- Free or fast shipping
- Loyalty program perks
- Easy returns process
- Advice from experts on your team
Especially if that customer is new to your brand and hasn’t yet made their first purchase, knowing all this information may be crucial to their decision to keep your business in mind for when they’re ready to make a purchase.
#4 - Keep messaging short and sweet
When someone is simply browsing your store and isn’t ready to make a purchase, they’re not going to pay as much attention to long-winded or detailed marketing messages in the same way someone with higher purchase intent might. Therefore it’s important to keep your browse abandonment emails short and to the point. Show them the products they were interested in along with a link back to the product and any other additional features such as product recommendations or reviews. You want to maximize the opportunity you have to reignite their interest in your brand and products, so keeping things succinct is best to do just that.
#5 - Utilize a clear CTA that makes the experience seamless
Make use of a bold, clear Call-to-Action that people can click and it will instantly bring them back to the product they were interested in. This makes the experience easy for them, reducing the number of steps they need to take to get back to the product. Their purchase intent is much lower than someone who has added products to their cart, so there’s a higher risk of them losing interest fast. By making it easy for them to get back to the product page, you’re making the most of that moment of their attention and putting them right back where they left off so the experience is smooth and seamless for them.
#6 - Showcase your social proof
According to Spiegel, as many as 95% of consumers read reviews before making a purchase. Social proof is a huge asset that your brand has to convince new customers to take the plunge and make a purchase. Use this as part of your browse abandonment strategy to highlight both the customer experience of shopping with your store, and the products that the customer was looking at. This adds to their confidence in returning to potentially make a purchase, as they can read the real experiences of people who have previously made the purchase they were considering.
#7 - Be smart with your incentives

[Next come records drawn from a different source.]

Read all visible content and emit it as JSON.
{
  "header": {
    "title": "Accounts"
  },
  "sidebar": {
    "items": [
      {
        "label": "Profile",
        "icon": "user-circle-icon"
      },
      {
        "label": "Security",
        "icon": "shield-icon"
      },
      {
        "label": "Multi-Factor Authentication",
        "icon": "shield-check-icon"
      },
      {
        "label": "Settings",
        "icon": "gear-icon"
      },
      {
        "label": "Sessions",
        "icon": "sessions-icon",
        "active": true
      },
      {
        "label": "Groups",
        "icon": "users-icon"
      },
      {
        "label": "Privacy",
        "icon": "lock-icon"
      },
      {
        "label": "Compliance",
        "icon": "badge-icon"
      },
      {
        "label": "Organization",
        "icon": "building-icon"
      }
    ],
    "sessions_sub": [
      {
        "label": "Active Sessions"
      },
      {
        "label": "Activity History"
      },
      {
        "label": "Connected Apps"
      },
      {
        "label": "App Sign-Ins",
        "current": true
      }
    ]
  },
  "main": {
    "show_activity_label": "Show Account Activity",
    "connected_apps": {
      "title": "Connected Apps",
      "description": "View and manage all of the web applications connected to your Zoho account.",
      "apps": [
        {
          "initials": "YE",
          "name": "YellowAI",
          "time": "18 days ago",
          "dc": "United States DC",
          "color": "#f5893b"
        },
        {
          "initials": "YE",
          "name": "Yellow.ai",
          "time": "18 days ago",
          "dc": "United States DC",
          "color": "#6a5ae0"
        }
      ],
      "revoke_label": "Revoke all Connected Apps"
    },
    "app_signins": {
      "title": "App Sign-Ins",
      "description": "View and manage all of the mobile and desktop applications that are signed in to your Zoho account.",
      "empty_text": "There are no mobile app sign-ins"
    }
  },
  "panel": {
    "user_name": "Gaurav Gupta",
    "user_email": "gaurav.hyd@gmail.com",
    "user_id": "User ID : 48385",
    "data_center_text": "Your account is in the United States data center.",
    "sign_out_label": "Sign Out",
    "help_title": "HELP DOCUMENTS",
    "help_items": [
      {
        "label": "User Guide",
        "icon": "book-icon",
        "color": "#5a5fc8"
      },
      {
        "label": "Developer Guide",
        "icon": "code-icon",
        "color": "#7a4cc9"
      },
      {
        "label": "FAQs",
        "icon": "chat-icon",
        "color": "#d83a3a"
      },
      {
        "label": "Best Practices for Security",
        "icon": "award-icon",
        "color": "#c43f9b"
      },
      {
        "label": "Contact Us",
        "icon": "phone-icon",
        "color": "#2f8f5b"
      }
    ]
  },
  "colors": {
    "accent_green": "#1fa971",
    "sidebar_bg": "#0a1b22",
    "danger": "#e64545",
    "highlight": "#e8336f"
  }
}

There’s always the temptation to bring customers back by using an incentive. After all, what better way to catch their attention than a discount code? However we would recommend that merchants take their time when it comes to incentives, and only make use of these when there’s a high indication of purchase intent. For example, if a new potential customer browses several times and has engaged with your previous emails and SMS messaging, then you may consider offering an incentive because it’s clear their interest wasn’t fleeting and an incentive may give them that extra push they need to checkout. Additionally, you may want to consider offering an incentive earlier to a loyal customer to show appreciation for their continued support knowing that there’s a high chance that the incentive will result in another purchase.
#8 - Use eye-catching subject lines
Everyone’s inboxes are cluttered with a whole range of different marketing emails and messages. In order to stand out from the crowd, you need to make use of eye-catching subject lines that immediately grab the customer’s attention. “Caught you looking!”, “Want to take another look?”, “We’ve picked these just for you”, and “Did something catch your eye?” are all great examples of a short, snappy, and attention grabbing subject line. If you’re offering an incentive, you should also include that in the subject line to really catch their eye.
Browsing online stores is something everyone does. It’s low effort, and low risk, as you’re not committing to a purchase; you’re simply having a look at what’s on offer. However by making the most of that interest a store visitor has in your products through a browse abandonment strategy you can turn those casual browsers into customers.